by Steven Ertelt
April 5, 2007
Austin, TX (LifeNews.com) — The head of the Texas House State Affairs Committee used his prerogative as the committee chairman to kill five of the ten bills related to abortion that are pending with the panel. However, four of the five bills he’s decided not to allow votes on are sponsored by abortion advocates.
Of the bills the committee considered earlier this week, six would strengthen pro-life laws while four others would weaken them.
Rep. Dave Swinford, a Republican who heads the committee, said some of the bills would likely be unconstitutional and go further than the Supreme Court’s decision in Roe v. Wade would allow.
"We are about as far as we can go under the federal guidelines of Roe v. Wade," Swinford said, according to the Amarillo Globe-News.
"These bills would move past what federal law would allow," Swinford added. "So, we have to deal with reality."

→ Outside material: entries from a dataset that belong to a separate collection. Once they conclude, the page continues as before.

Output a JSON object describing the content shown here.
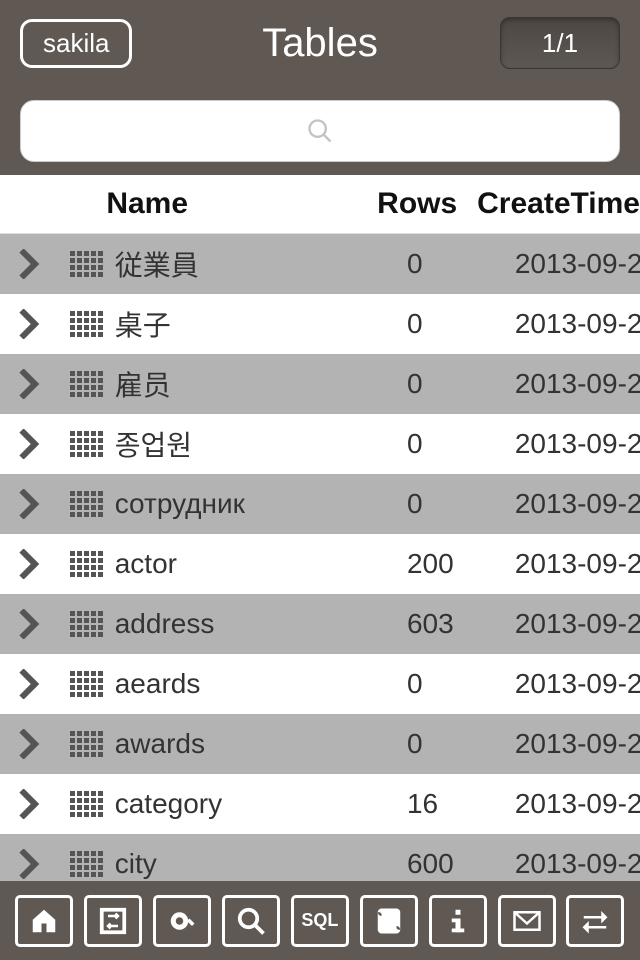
{
  "header": {
    "database": "sakila",
    "title": "Tables",
    "page_indicator": "1/1"
  },
  "search": {
    "placeholder": ""
  },
  "columns": {
    "name": "Name",
    "rows": "Rows",
    "create": "CreateTime"
  },
  "tables": [
    {
      "name": "従業員",
      "rows": "0",
      "create": "2013-09-2"
    },
    {
      "name": "桌子",
      "rows": "0",
      "create": "2013-09-2"
    },
    {
      "name": "雇员",
      "rows": "0",
      "create": "2013-09-2"
    },
    {
      "name": "종업원",
      "rows": "0",
      "create": "2013-09-2"
    },
    {
      "name": "сотрудник",
      "rows": "0",
      "create": "2013-09-2"
    },
    {
      "name": "actor",
      "rows": "200",
      "create": "2013-09-2"
    },
    {
      "name": "address",
      "rows": "603",
      "create": "2013-09-2"
    },
    {
      "name": "aeards",
      "rows": "0",
      "create": "2013-09-2"
    },
    {
      "name": "awards",
      "rows": "0",
      "create": "2013-09-2"
    },
    {
      "name": "category",
      "rows": "16",
      "create": "2013-09-2"
    },
    {
      "name": "city",
      "rows": "600",
      "create": "2013-09-2"
    }
  ],
  "toolbar": {
    "sql_label": "SQL"
  }
}
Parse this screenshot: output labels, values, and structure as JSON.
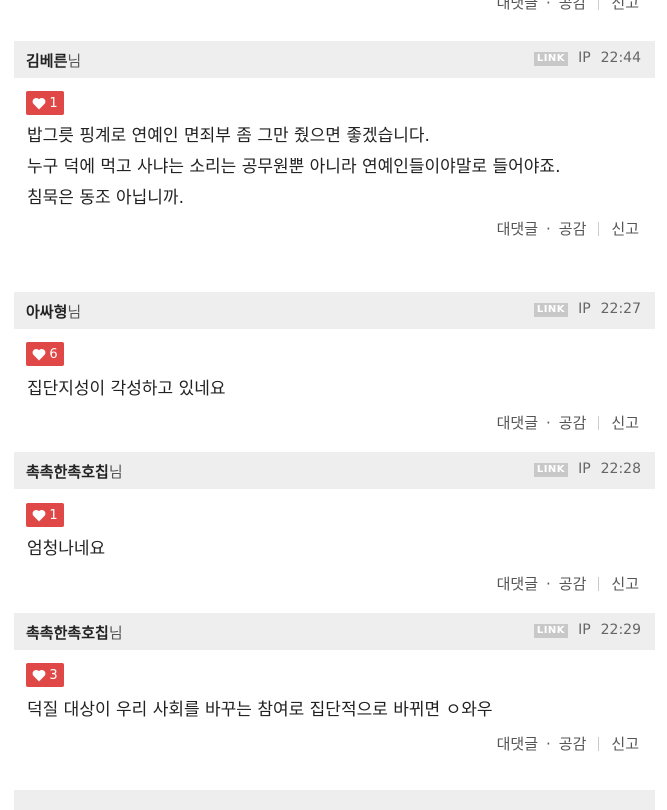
{
  "actions": {
    "reply": "대댓글",
    "like": "공감",
    "report": "신고"
  },
  "badge_text": "LINK",
  "ip_label": "IP",
  "nim_suffix": "님",
  "comments": [
    {
      "author": "김베른",
      "time": "22:44",
      "likes": "1",
      "lines": [
        "밥그릇 핑계로 연예인 면죄부 좀 그만 줬으면 좋겠습니다.",
        "누구 덕에 먹고 사냐는 소리는 공무원뿐 아니라 연예인들이야말로 들어야죠.",
        "침묵은 동조 아닙니까."
      ]
    },
    {
      "author": "아싸형",
      "time": "22:27",
      "likes": "6",
      "lines": [
        "집단지성이 각성하고 있네요"
      ]
    },
    {
      "author": "촉촉한촉호칩",
      "time": "22:28",
      "likes": "1",
      "lines": [
        "엄청나네요"
      ]
    },
    {
      "author": "촉촉한촉호칩",
      "time": "22:29",
      "likes": "3",
      "lines": [
        "덕질 대상이 우리 사회를 바꾸는 참여로 집단적으로 바뀌면 ㅇ와우"
      ]
    }
  ],
  "colors": {
    "heart_badge": "#e04848",
    "header_bg": "#eeeeee",
    "link_badge": "#c8c8c8"
  }
}
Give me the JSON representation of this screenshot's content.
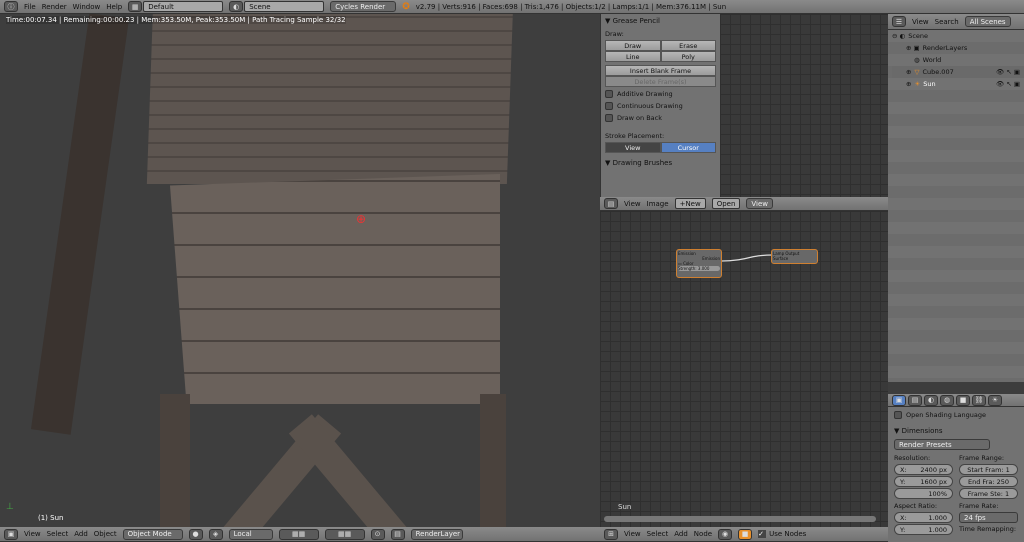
{
  "topbar": {
    "menus": [
      "File",
      "Render",
      "Window",
      "Help"
    ],
    "layout": "Default",
    "scene": "Scene",
    "engine": "Cycles Render",
    "stats": "v2.79 | Verts:916 | Faces:698 | Tris:1,476 | Objects:1/2 | Lamps:1/1 | Mem:376.11M | Sun"
  },
  "viewport": {
    "render_info": "Time:00:07.34 | Remaining:00:00.23 | Mem:353.50M, Peak:353.50M | Path Tracing Sample 32/32",
    "object_label": "(1) Sun"
  },
  "viewport_header": {
    "menus": [
      "View",
      "Select",
      "Add",
      "Object"
    ],
    "mode": "Object Mode",
    "pivot": "Local",
    "render_layer": "RenderLayer"
  },
  "grease_pencil": {
    "title": "Grease Pencil",
    "draw_label": "Draw:",
    "draw": "Draw",
    "erase": "Erase",
    "line": "Line",
    "poly": "Poly",
    "insert": "Insert Blank Frame",
    "delete": "Delete Frame(s)",
    "options": [
      "Additive Drawing",
      "Continuous Drawing",
      "Draw on Back"
    ],
    "stroke_label": "Stroke Placement:",
    "stroke_view": "View",
    "stroke_cursor": "Cursor",
    "brushes": "Drawing Brushes"
  },
  "image_header": {
    "menus": [
      "View",
      "Image"
    ],
    "new": "New",
    "open": "Open",
    "view": "View"
  },
  "outliner": {
    "view": "View",
    "search": "Search",
    "all_scenes": "All Scenes",
    "items": [
      "Scene",
      "RenderLayers",
      "World",
      "Cube.007",
      "Sun"
    ]
  },
  "nodes": {
    "emission": "Emission",
    "emission_out": "Emission",
    "color": "Color",
    "strength": "Strength: 3.000",
    "lamp_output": "Lamp Output",
    "surface": "Surface",
    "label": "Sun"
  },
  "node_header": {
    "menus": [
      "View",
      "Select",
      "Add",
      "Node"
    ],
    "use_nodes": "Use Nodes"
  },
  "properties": {
    "osl": "Open Shading Language",
    "dimensions": "Dimensions",
    "presets": "Render Presets",
    "resolution": "Resolution:",
    "res_x_label": "X:",
    "res_x": "2400 px",
    "res_y_label": "Y:",
    "res_y": "1600 px",
    "res_pct": "100%",
    "frame_range": "Frame Range:",
    "start": "Start Fram: 1",
    "end": "End Fra: 250",
    "step": "Frame Ste: 1",
    "aspect": "Aspect Ratio:",
    "asp_x_label": "X:",
    "asp_x": "1.000",
    "asp_y_label": "Y:",
    "asp_y": "1.000",
    "frame_rate": "Frame Rate:",
    "fps": "24 fps",
    "time_remap": "Time Remapping:"
  }
}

House Bills 122, 301, 306, 1760 and 3077 are the ones that will die with HB 122 the only one of the bunch that has the backing of pro-life groups. Tow of the measures would force hospitals to tell women who are victims of rape or incest that they have the option of having an abortion.
Of the measures that remain in the committee, HB 175, sponsored by GOP Rep. Warren Chisum, would make abortion illegal in the state of Texas if the nation’s high court ever reverses its Roe decision.
He said the bill is important to make sure abortion is illegal because a judge could rule otherwise once the Supreme Court overturns its decision.
"If Roe is reversed, then we will have a statute that addresses abortion in this state," Chisum said.
"I don’t think it’s very likely that they’re going to overturn Roe vs. Wade, but if they do, I think Texas should have some kind of position – something in place until we could meet in legislative session," Swinford previously said about the bill.
Another bill that remains is a measure seeking to collect information on why women have abortions so those reasons can be addressed.
The abortion information bill would allow the state to collect information associated with abortions such as insurance payments used to pay for it or the women’s reasons for having one.
There are more than 74,000 abortions in Texas annually and legislators are hoping the bills will help reduce that figure.
"In order for pregnancy resource centers and maternal health groups to better direct their outreach effort, it starts with better data collection," Elizabeth Graham, of the Texas Right to Life, said.
"How can we address the problems if we don’t know how big the problem is? This is a life-altering surgery. This is not knee surgery … and we should do everything we can to reduce the causes for these types of surgeries, when they’re elective," Graham added.